Take the 2-minute tour ×
Stack Overflow is a question and answer site for professional and enthusiast programmers. It's 100% free, no registration required.

So I can't seem to figure this out... I have a string say, "a\\nb" and I want this to become "a\nb". I've tried all the following and none seem to work;

>>> a
'a\\nb'
>>> a.replace("\\","\")
  File "<stdin>", line 1
    a.replace("\\","\")
                      ^
SyntaxError: EOL while scanning string literal
>>> a.replace("\\",r"\")
  File "<stdin>", line 1
    a.replace("\\",r"\")
                       ^
SyntaxError: EOL while scanning string literal
>>> a.replace("\\",r"\\")
'a\\\\nb'
>>> a.replace("\\","\\")
'a\\nb'

I really don't understand why the last one works, because this works fine:

>>> a.replace("\\","%")
'a%nb'

Is there something I'm missing here?

EDIT I understand that \ is an escape character. What I'm trying to do here is turn all \\n \\t etc. into \n \t etc. and replace doesn't seem to be working the way I imagined it would.

>>> a = "a\\nb"
>>> b = "a\nb"
>>> print a
a\nb
>>> print b
a
b
>>> a.replace("\\","\\")
'a\\nb'
>>> a.replace("\\\\","\\")
'a\\nb'

I want string a to look like string b. But replace isn't replacing slashes like I thought it would.

share|improve this question
1  
Your original string, a = 'a\\nb' does not actually have two '\' characters, the first one is an escape for the latter. If you do, print a, you'll see that you actually have only one '\' character. –  Santa Mar 3 '11 at 21:44

6 Answers 6

up vote 16 down vote accepted

There is no reason to use replace for this, Python comes with batteries included.

What you have is a encoded string (using the string_escape encoding) and you want to decode it:

>>> s = r"Escaped\nNewline"
>>> print s
Escaped\nNewline
>>> s.decode('string_escape')
'Escaped\nNewline'
>>> print s.decode('string_escape')
Escaped
Newline
>>> "a\\nb".decode('string_escape')
'a\nb'
share|improve this answer
2  
I think the equivalent of this for Python 3 is: bytes(s, 'utf-8').decode("unicode_escape") –  Jonathan Hartley May 8 '11 at 21:56
    
Alternatively in Python 3: 'a\\nb'.encode().decode('unicode_escape') –  Mike Chamberlain Feb 22 '12 at 14:01

You are missing, that \ is the escape character.

Look here: http://docs.python.org/reference/lexical_analysis.html at 2.4.1 "Escape Sequence"

Most importantly \n is a newline character.

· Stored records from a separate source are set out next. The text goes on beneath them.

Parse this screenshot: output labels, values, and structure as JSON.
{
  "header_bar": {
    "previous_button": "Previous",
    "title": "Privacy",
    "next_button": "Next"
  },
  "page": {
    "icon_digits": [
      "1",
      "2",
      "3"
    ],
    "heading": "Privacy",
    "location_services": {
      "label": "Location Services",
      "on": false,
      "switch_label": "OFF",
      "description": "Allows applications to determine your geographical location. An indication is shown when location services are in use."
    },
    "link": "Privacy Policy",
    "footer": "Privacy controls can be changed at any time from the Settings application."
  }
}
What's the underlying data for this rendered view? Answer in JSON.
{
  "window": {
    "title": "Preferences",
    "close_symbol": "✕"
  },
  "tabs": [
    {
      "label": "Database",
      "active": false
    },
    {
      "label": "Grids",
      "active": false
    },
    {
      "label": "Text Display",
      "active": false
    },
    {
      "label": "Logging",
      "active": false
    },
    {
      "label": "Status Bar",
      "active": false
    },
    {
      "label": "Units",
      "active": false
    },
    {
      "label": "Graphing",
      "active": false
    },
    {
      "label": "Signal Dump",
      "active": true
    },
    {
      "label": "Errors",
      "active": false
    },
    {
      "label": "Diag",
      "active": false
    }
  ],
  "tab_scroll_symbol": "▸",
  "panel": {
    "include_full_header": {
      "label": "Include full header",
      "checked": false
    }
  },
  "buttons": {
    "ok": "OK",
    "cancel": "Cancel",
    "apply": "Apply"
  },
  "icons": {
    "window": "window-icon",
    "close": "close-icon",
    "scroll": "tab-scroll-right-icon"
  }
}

And \\ is an escaped escape character :D

>>> a = 'a\\\\nb'
>>> a
'a\\\\nb'
>>> print a
a\\nb
>>> a.replace('\\\\', '\\')
'a\\nb'
>>> print a.replace('\\\\', '\\')
a\nb
share|improve this answer

Your original string, a = 'a\\nb' does not actually have two '\' characters, the first one is an escape for the latter. If you do, print a, you'll see that you actually have only one '\' character.

>>> a = 'a\\nb'
>>> print a
a\nb

If, however, what you mean is to interpret the '\n' as a newline character, without escaping the slash, then:

>>> b = a.replace('\\n', '\n')
>>> b
'a\nb'
>>> print b
a
b
share|improve this answer
    
This worked thanks! Part of the issue was that I was confusing myself by thinking that \\n was 3 characters instead of just 2. –  kand Mar 3 '11 at 23:22

It's because, even in "raw" strings (=strings with an r before the starting quote(s)), an unescaped escape character cannot be the last character in the string. This should work instead:

'\\ '[0]
share|improve this answer
    
Why not '\\'? It's valid. –  tzot Mar 26 '11 at 22:35

In Python string literals, backslash is an escape character. This is also true when the interactive prompt shows you the value of a string. It will give you the literal code representation of the string. Use the print statement to see what the string actually looks like.

This example shows the difference:

>>> '\\'
'\\'
>>> print '\\'
\
share|improve this answer
r'a\\nb'.replace('\\\\', '\\')

or

'a\nb'.replace('\n', '\\n')
share|improve this answer

Your Answer

 
discard

By posting your answer, you agree to the privacy policy and terms of service.

Not the answer you're looking for? Browse other questions tagged or ask your own question.